Work instructions: What you produce should be every line from the data that includes "changes".

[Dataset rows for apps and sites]

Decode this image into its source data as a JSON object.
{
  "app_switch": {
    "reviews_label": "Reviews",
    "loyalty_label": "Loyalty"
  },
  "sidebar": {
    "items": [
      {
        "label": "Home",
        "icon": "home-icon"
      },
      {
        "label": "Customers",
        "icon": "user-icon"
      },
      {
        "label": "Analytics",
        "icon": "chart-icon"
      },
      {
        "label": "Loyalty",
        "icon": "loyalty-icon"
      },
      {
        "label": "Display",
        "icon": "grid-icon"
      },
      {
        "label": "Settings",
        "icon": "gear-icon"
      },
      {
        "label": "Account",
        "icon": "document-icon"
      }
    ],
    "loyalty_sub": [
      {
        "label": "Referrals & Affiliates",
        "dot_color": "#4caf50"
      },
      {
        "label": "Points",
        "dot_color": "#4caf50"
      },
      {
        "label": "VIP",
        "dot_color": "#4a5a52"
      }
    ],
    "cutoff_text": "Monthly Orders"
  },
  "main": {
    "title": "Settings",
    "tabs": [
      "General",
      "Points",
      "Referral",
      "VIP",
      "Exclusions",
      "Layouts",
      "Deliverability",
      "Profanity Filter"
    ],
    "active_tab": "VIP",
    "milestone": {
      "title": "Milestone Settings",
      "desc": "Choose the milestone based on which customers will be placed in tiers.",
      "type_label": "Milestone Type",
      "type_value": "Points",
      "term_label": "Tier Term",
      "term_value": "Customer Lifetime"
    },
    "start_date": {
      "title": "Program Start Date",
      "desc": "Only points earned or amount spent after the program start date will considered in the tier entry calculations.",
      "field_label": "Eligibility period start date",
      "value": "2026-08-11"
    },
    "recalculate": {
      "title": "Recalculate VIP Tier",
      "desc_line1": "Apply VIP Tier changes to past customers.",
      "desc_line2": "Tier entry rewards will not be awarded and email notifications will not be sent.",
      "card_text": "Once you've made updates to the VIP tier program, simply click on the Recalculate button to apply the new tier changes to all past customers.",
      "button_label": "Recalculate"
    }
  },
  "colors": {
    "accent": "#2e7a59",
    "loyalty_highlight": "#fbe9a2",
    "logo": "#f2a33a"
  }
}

Solution for this task:
      "desc_line1": "Apply VIP Tier changes to past customers.",
      "card_text": "Once you've made updates to the VIP tier program, simply click on the Recalculate button to apply the new tier changes to all past customers.",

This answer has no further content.